**** INPUT ****

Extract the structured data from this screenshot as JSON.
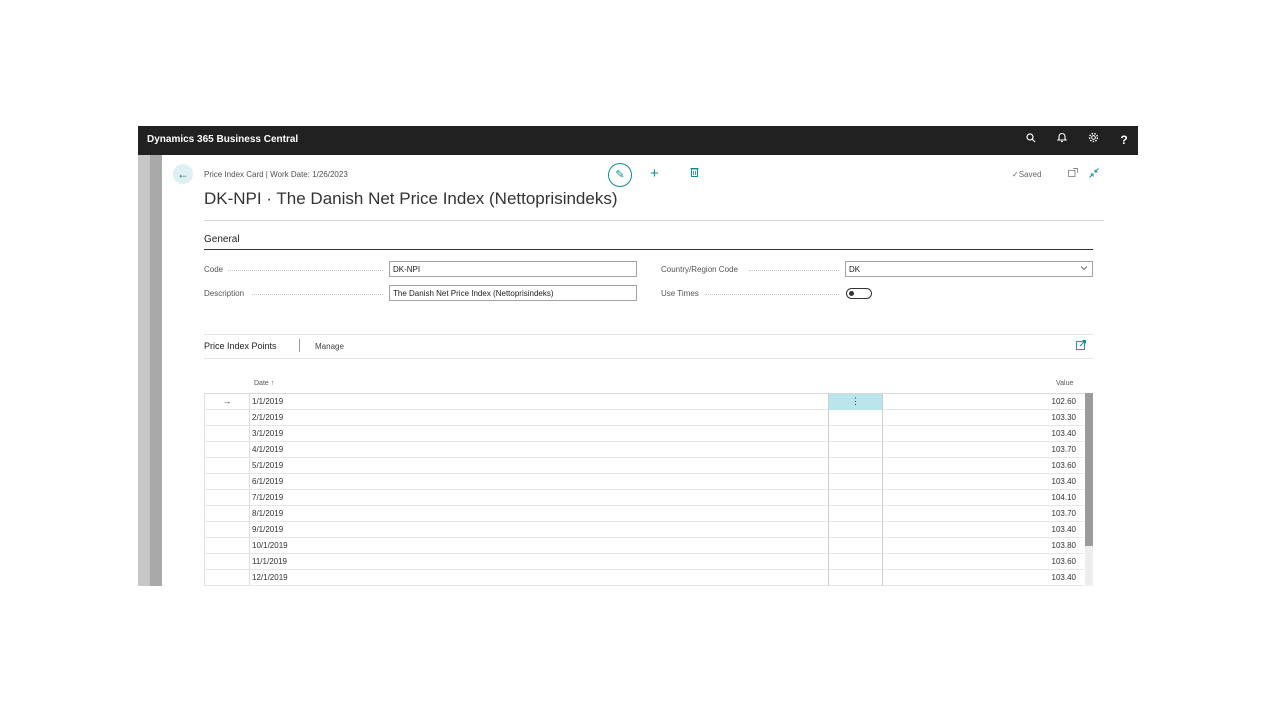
{
  "app": {
    "title": "Dynamics 365 Business Central"
  },
  "topbar": {
    "icons": [
      "search-icon",
      "bell-icon",
      "gear-icon",
      "help-icon"
    ],
    "help_label": "?"
  },
  "page": {
    "breadcrumb": "Price Index Card | Work Date: 1/26/2023",
    "title": "DK-NPI · The Danish Net Price Index (Nettoprisindeks)",
    "status": "Saved"
  },
  "general": {
    "heading": "General",
    "code_label": "Code",
    "code_value": "DK-NPI",
    "description_label": "Description",
    "description_value": "The Danish Net Price Index (Nettoprisindeks)",
    "country_label": "Country/Region Code",
    "country_value": "DK",
    "use_times_label": "Use Times",
    "use_times_value": false
  },
  "points": {
    "title": "Price Index Points",
    "manage_label": "Manage",
    "col_date": "Date ↑",
    "col_value": "Value",
    "rows": [
      {
        "date": "1/1/2019",
        "value": "102.60"
      },
      {
        "date": "2/1/2019",
        "value": "103.30"
      },
      {
        "date": "3/1/2019",
        "value": "103.40"
      },
      {
        "date": "4/1/2019",
        "value": "103.70"
      },
      {
        "date": "5/1/2019",
        "value": "103.60"
      },
      {
        "date": "6/1/2019",
        "value": "103.40"
      },
      {
        "date": "7/1/2019",
        "value": "104.10"
      },
      {
        "date": "8/1/2019",
        "value": "103.70"
      },
      {
        "date": "9/1/2019",
        "value": "103.40"
      },
      {
        "date": "10/1/2019",
        "value": "103.80"
      },
      {
        "date": "11/1/2019",
        "value": "103.60"
      },
      {
        "date": "12/1/2019",
        "value": "103.40"
      }
    ]
  }
}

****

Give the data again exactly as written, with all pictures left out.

Extract the structured data from this screenshot as JSON.
{
  "app": {
    "title": "Dynamics 365 Business Central"
  },
  "topbar": {
    "icons": [
      "search-icon",
      "bell-icon",
      "gear-icon",
      "help-icon"
    ],
    "help_label": "?"
  },
  "page": {
    "breadcrumb": "Price Index Card | Work Date: 1/26/2023",
    "title": "DK-NPI · The Danish Net Price Index (Nettoprisindeks)",
    "status": "Saved"
  },
  "general": {
    "heading": "General",
    "code_label": "Code",
    "code_value": "DK-NPI",
    "description_label": "Description",
    "description_value": "The Danish Net Price Index (Nettoprisindeks)",
    "country_label": "Country/Region Code",
    "country_value": "DK",
    "use_times_label": "Use Times",
    "use_times_value": false
  },
  "points": {
    "title": "Price Index Points",
    "manage_label": "Manage",
    "col_date": "Date ↑",
    "col_value": "Value",
    "rows": [
      {
        "date": "1/1/2019",
        "value": "102.60"
      },
      {
        "date": "2/1/2019",
        "value": "103.30"
      },
      {
        "date": "3/1/2019",
        "value": "103.40"
      },
      {
        "date": "4/1/2019",
        "value": "103.70"
      },
      {
        "date": "5/1/2019",
        "value": "103.60"
      },
      {
        "date": "6/1/2019",
        "value": "103.40"
      },
      {
        "date": "7/1/2019",
        "value": "104.10"
      },
      {
        "date": "8/1/2019",
        "value": "103.70"
      },
      {
        "date": "9/1/2019",
        "value": "103.40"
      },
      {
        "date": "10/1/2019",
        "value": "103.80"
      },
      {
        "date": "11/1/2019",
        "value": "103.60"
      },
      {
        "date": "12/1/2019",
        "value": "103.40"
      }
    ]
  }
}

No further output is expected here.